    Frances Ellen Watkins Harper, 1898

    Courtesy Library of Congress

    Frances Ellen Watkins Harper (1825–1911) was a writer, lecturer, and political activist who advocated for abolition, women’s rights, and temperance. She helped organize the National Association of Colored Women, which sought to advance the rights of African American women, and was head of the African American section of the Woman’s Christian Temperance Union. In 1859 her short story, “The Two Offers,” was the first short story published by an African American female writer in the United States.

    View Enlarged Image
  • A group portrait of seven people.

    Members of the Blackwell and Spofford families, abolitionists and social reformers, ca. 1875–1885

    Courtesy Library of Congress

    Lucy Stone (1818–1893), standing second from the right, and her husband Henry Browne Blackwell (1825–1909), seated, were key figures in both the abolitionist and women’s rights movements. Stone organized the first National Womens’ Rights Convention, and was the first recorded American woman to retain her name after marriage.

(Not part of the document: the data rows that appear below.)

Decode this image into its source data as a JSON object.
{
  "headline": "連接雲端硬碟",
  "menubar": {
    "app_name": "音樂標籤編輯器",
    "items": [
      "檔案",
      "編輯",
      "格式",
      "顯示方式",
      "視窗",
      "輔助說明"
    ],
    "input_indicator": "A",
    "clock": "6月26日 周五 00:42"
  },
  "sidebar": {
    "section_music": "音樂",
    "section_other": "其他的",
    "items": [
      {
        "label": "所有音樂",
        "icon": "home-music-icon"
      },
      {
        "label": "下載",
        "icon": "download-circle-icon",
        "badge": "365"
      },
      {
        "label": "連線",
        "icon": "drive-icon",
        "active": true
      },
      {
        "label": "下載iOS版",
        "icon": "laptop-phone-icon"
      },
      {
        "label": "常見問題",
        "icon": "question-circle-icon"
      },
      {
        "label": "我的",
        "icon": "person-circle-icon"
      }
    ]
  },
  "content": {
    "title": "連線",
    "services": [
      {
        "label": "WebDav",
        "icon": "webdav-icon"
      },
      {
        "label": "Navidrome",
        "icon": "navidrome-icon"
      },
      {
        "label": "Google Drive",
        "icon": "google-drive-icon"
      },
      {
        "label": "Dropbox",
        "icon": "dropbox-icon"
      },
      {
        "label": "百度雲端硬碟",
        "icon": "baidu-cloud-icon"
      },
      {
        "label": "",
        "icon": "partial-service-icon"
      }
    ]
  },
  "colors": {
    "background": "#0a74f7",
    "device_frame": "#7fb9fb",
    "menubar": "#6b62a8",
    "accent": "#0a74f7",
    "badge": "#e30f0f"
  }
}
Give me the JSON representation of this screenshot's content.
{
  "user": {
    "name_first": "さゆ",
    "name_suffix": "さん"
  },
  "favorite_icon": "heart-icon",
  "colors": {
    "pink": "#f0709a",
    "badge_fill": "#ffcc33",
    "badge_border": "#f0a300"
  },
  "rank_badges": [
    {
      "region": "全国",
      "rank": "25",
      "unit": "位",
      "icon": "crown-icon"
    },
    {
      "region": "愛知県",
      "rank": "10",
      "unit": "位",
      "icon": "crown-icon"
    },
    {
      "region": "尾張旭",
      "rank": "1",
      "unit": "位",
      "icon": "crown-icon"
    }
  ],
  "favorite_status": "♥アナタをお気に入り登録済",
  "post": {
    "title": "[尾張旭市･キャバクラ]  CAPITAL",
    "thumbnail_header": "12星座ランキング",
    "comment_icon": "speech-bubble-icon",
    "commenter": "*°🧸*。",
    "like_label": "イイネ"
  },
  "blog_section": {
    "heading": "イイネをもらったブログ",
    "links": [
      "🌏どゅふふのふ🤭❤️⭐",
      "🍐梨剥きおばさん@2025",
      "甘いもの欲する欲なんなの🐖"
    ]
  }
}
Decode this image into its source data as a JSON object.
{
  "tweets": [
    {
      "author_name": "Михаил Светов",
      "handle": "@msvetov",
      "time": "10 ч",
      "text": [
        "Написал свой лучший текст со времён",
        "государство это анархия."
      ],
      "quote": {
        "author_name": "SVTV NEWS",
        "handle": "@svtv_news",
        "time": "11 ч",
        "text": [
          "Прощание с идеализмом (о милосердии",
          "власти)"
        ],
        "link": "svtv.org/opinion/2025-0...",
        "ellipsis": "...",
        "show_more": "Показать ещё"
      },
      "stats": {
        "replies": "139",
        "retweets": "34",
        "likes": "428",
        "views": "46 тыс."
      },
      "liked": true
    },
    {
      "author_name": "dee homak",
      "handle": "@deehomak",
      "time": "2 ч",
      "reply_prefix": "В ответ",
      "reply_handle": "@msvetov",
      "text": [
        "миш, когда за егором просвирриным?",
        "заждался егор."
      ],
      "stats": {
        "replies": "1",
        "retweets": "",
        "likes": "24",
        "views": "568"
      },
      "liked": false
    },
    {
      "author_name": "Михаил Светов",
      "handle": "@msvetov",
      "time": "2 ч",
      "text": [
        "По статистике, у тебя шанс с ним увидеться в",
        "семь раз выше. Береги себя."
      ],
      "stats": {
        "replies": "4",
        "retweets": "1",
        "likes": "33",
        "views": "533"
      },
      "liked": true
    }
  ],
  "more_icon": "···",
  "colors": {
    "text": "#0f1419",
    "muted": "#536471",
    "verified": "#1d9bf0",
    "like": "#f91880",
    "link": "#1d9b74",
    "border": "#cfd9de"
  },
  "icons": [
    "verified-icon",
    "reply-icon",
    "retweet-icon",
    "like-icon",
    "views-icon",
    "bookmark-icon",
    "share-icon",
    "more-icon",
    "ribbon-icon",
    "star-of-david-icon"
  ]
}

    View Enlarged Image
  • A woman leans on a pedastal to her right, wearing a brimmed hat and pants beneath a skirt and a coat.

    Amelia Bloomer, ca. 1852–1858

    Courtesy Seneca Falls Historical Society

    Amelia Bloomer (1818–1894) was a woman’s rights and temperance advocate in the United States. For 15 years, she was the editor and publisher of The Lily, an influential publication dealing with women’s issues in the early 19th century. Because of her strong advocacy for less restrictive clothing for women, her name became associated with a reform style of clothing called “bloomers.”

    View Enlarged Image